What delights everyone in Hallstatt is the typical townscape, which – compared to today's photos with historical pictures – appears almost un­chan­ged. Although, if you look more closely, only about half of the houses were built before 1900, the appearance of the old town and its backdrop (the mountains on one side and the lake on the other) have remained the same for centuries. This authentic townscape has been preserved to this day thanks to the natural con­ditions and the impact of enlightened citizens.
In the 1950s and 1960s, when the obsession with modernization and the crazy idea of car-friendly cities and landscapes was widespread across Central Europe, the danger to the townscapes was greatest. In Hallstatt too, „better“ com­mu­ni­cation channels were planned to solve the local traffic problems. Specifically, a lake road was planned, which would have sacrificed the most important features of the townscape.
The Austrian speleologist and travel writer and at that time administrator of the Hallstatt Museum Dr. Friedrich Morton engaged with all his might against the project and also managed to convince many Hallstatt residents to stand up to the pro­ject. A counter project was developed that did not provide for bypassing the central market part directly on the lake.

In a referendum on December 14, 1958, 58% of the Inhabitants of Hallstatt spoke out against the planned project and for the preservation of tra­di­tional buildings in the town. This initiative led the Upper Austrian state government to im­ple­ment a variant that treated with care the townscape. The green light was finally given in 1964 by the Upper Austrian Government for a tunnel through the Hallberg as an alternative. The excavated ma­te­rial was used to create the sunbathing island in Lahn. The Hallstatt road tunnel, with its two parking galleries in front of the Mühlbach Wa­ter­fall, was opened in June, 1966.

The realization of the tunnel went hand in hand with the traffic calming of the center of Hallstatt. It is now closed to day traffic. Even the guests of the hotels and pensions in the center have to leave they cars outside. The few available parking spaces are reserved for the residents of Hallstatt. A little downside: The traffic calming and the nomination for UNESCO World Heritage have contributed to the fact that Hallstatt has been exposed to a steady increase in visitor numbers over the years. On some summer weekends, one might wish, as was once suggested for Venice, that the number of authorized day tourists would be limited.

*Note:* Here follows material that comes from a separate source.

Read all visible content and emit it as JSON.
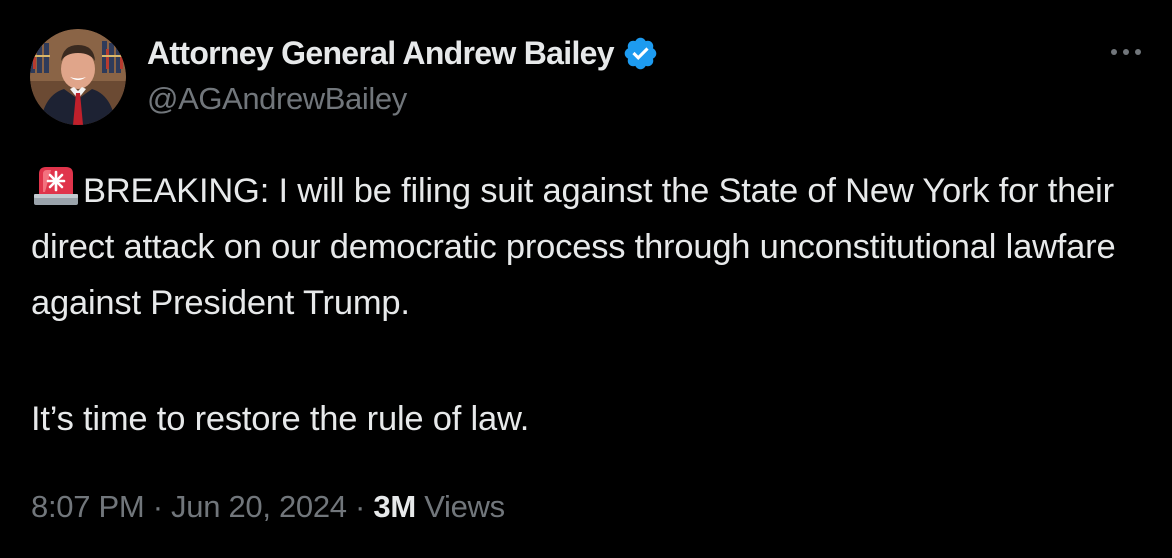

The picturesque Hallstatt owes its origin to the rich salt deposits. Powerful salt chambers were discovered here more than 4,000 years ago. The „white gold“ is still mined in the „oldest salt mine in the world“ above Hallstatt. Along the brine pipeline from Hallstatt to Ebensee, which was put into operation for the first time in 1607, the „oldest pipeline in the world“, in which the brine, an aqueous salt solution, flows down with a slight slope, there is a wonderful hiking trail today. The brine trail is about 40 km long.

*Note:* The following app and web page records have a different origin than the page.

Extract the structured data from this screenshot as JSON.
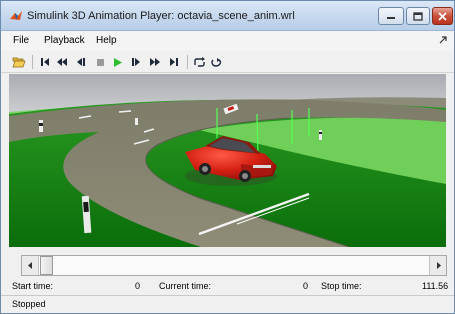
{
  "window": {
    "title": "Simulink 3D Animation Player: octavia_scene_anim.wrl",
    "icon": "matlab-logo-icon"
  },
  "menu": {
    "items": [
      "File",
      "Playback",
      "Help"
    ]
  },
  "toolbar": {
    "icons": [
      "open-folder-icon",
      "go-to-start-icon",
      "rewind-icon",
      "step-back-icon",
      "stop-icon",
      "play-icon",
      "step-forward-icon",
      "fast-forward-icon",
      "go-to-end-icon",
      "repeat-icon",
      "loop-icon"
    ],
    "play_color": "#2fbf2f"
  },
  "times": {
    "start_label": "Start time:",
    "start_value": "0",
    "current_label": "Current time:",
    "current_value": "0",
    "stop_label": "Stop time:",
    "stop_value": "111.56"
  },
  "status": {
    "text": "Stopped"
  },
  "colors": {
    "grass": "#0f7d0f",
    "road": "#8b8b72",
    "car": "#c81e14",
    "sky": "#b9bcc0"
  }
}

Hallstatt's almost 4,000 year old past offers interested visitors a wide range of destinations: from the Celtic burial ground to the salt mine (in the footsteps of the „man in the salt“), the pre­historic museum, the houses nested one above the other, the churches and the cemetery with the ossuary from the 12th century with its painted skulls.
Hallstatt ossuary / Photogr.: Gakuro (GNU Free Documentation License)
The ossuary in the Chapel of St. Michael from the 12th century contains around 610 painted skulls, the earliest of which were painted at the end of the 18th century. Painting of the skulls was com­mon in the 19th century and was mainly found in the eastern Alps (in the Innviertel region of Austria, Upper Austria, Salzburg, Tyrol and Bavaria). Hallstatt has the largest collection of skulls ever.
For the sporty guest, Hallstatt and its sur­roun­dings offer breathtaking views on innumerable small paths and trails or on comfortable and well-developed hiking trails.
Hallstatt in Winter
Since August 15, 2013, the Dachstein region has been offering a new attraction: a platform that partly floats high above Hallstatt and offers a great panoramic view of the Dachstein region. The so called ‘World Heritage Skywalk’ hovers 350 meters above the roofs of Hallstatt and offers a unique panoramic view over Lake Hallstatt and the impressive mountain scenery.